Exercise objective. Read through the records below and copy each line that uses the word "JSON".

(Dataset rows for apps and sites)

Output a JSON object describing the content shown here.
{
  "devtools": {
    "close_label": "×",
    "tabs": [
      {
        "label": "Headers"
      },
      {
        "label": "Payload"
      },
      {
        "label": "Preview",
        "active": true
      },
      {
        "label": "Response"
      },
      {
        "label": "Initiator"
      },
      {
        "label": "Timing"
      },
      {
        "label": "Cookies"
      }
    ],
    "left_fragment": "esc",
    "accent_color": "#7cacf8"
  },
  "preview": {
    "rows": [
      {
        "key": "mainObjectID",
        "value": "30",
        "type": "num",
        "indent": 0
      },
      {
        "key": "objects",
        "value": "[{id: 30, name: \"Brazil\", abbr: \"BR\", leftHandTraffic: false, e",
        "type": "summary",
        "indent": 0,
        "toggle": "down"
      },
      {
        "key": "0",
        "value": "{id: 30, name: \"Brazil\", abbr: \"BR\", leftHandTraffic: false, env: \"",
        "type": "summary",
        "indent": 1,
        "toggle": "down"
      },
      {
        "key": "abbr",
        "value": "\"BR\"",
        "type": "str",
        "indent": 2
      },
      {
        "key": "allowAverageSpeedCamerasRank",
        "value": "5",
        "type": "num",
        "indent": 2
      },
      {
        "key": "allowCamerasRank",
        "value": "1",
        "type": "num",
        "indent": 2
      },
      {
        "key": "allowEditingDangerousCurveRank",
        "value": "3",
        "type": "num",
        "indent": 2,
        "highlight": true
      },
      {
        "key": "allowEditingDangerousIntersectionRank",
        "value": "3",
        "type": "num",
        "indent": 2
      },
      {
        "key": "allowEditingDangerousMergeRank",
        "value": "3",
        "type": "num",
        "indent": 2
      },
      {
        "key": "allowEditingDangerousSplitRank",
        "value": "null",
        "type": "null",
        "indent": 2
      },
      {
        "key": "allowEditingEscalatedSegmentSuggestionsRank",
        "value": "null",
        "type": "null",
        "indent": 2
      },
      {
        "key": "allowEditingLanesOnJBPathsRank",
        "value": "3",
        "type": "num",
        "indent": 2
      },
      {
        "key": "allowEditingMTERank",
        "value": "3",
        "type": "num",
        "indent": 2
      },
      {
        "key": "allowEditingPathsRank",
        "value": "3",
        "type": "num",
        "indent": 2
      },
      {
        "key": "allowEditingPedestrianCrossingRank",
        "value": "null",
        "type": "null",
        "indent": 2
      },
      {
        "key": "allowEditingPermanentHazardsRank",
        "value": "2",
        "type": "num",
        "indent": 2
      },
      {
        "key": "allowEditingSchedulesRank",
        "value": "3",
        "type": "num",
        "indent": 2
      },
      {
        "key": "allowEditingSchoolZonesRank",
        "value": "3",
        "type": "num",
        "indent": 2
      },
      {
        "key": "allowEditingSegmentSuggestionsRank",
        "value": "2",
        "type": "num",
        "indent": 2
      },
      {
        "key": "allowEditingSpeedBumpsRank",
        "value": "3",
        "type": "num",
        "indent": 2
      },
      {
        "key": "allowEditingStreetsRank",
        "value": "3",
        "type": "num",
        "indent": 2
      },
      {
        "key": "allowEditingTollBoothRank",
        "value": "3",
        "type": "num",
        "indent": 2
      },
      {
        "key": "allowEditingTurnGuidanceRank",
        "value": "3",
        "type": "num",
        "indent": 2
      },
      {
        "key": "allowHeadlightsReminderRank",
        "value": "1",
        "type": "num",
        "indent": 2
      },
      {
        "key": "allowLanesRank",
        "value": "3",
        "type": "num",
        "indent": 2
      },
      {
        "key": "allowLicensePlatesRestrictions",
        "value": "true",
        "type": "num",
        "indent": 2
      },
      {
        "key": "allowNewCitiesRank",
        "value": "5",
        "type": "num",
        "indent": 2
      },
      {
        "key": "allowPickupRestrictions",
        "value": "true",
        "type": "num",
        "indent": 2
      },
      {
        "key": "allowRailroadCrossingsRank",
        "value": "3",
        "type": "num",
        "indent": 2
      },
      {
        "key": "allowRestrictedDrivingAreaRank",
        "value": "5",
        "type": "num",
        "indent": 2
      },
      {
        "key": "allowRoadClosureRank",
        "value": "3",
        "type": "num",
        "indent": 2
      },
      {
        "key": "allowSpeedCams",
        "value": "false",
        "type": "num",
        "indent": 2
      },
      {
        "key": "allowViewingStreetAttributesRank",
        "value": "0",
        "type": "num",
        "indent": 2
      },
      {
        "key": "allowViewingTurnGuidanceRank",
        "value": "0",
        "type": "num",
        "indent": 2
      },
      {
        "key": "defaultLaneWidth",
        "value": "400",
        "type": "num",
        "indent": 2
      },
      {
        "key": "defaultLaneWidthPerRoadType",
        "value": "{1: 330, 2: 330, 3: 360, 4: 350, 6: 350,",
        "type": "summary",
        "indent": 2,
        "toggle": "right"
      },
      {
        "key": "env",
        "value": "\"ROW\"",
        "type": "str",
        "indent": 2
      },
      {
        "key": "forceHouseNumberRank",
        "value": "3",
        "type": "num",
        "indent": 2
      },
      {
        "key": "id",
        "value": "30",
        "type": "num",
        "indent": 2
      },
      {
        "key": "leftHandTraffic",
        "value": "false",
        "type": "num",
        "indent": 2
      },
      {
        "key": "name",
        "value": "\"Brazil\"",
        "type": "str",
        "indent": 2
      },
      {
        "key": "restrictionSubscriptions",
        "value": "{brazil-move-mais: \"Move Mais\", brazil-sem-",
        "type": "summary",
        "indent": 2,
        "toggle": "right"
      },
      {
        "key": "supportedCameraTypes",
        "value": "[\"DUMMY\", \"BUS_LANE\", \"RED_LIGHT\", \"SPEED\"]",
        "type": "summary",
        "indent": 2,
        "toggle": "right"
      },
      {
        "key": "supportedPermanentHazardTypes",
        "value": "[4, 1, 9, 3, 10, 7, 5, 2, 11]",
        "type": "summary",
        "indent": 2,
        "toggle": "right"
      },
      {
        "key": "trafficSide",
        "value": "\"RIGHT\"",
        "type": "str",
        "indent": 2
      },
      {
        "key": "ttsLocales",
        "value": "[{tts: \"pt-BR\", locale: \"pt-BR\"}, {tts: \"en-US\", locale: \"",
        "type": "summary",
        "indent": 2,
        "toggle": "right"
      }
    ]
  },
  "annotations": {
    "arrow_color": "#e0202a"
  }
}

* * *

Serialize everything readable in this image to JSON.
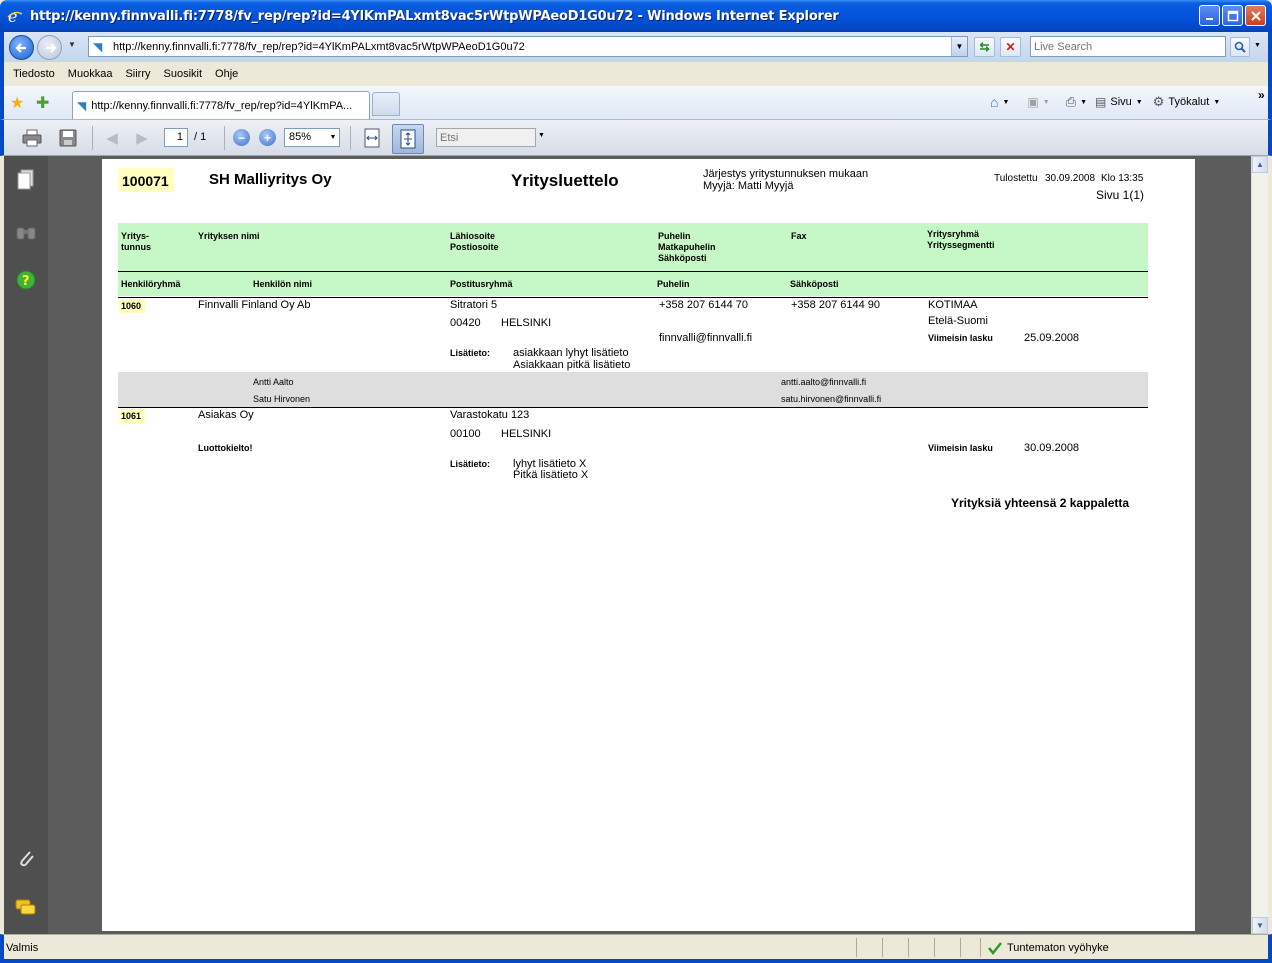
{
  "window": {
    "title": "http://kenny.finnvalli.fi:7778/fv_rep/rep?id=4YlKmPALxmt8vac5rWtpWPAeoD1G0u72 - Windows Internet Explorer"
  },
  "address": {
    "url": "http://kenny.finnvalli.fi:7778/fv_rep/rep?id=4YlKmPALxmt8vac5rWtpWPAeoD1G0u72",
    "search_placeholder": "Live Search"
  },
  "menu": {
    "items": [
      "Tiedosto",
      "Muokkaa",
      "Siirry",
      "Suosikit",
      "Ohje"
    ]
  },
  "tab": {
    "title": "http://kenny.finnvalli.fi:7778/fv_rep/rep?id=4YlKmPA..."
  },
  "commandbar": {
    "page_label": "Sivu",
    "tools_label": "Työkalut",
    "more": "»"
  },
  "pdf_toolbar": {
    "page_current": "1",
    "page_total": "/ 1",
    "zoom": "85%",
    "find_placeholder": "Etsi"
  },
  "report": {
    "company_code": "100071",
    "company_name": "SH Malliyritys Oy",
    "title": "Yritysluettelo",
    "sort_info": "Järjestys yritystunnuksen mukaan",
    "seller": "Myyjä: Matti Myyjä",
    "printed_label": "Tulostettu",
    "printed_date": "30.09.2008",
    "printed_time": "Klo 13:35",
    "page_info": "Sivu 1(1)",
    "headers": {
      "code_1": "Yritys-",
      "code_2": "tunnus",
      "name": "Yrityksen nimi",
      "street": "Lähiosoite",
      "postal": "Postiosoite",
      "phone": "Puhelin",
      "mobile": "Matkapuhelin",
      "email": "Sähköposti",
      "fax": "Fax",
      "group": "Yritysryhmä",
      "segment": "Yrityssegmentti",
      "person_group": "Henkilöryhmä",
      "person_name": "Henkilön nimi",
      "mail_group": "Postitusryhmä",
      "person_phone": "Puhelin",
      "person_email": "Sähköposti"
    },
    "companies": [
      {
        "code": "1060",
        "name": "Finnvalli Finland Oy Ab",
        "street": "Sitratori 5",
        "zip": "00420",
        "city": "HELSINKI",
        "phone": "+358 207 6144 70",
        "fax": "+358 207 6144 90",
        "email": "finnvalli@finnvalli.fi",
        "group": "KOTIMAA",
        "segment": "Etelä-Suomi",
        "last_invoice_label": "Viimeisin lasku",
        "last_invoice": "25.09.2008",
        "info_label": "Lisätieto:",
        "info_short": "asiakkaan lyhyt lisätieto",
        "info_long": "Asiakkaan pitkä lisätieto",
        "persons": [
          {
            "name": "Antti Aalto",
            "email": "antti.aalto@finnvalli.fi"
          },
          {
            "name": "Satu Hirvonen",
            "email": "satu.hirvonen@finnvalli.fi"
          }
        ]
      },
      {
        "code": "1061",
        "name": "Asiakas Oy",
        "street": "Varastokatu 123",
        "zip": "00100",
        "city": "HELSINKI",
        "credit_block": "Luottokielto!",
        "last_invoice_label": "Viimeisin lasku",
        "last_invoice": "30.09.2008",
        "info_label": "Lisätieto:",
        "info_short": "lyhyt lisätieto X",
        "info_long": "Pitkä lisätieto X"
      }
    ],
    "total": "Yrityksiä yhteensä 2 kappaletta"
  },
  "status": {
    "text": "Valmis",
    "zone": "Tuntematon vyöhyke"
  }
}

Solution to this task.
Output a JSON object describing the content shown here.
Serialize everything readable in this image to JSON.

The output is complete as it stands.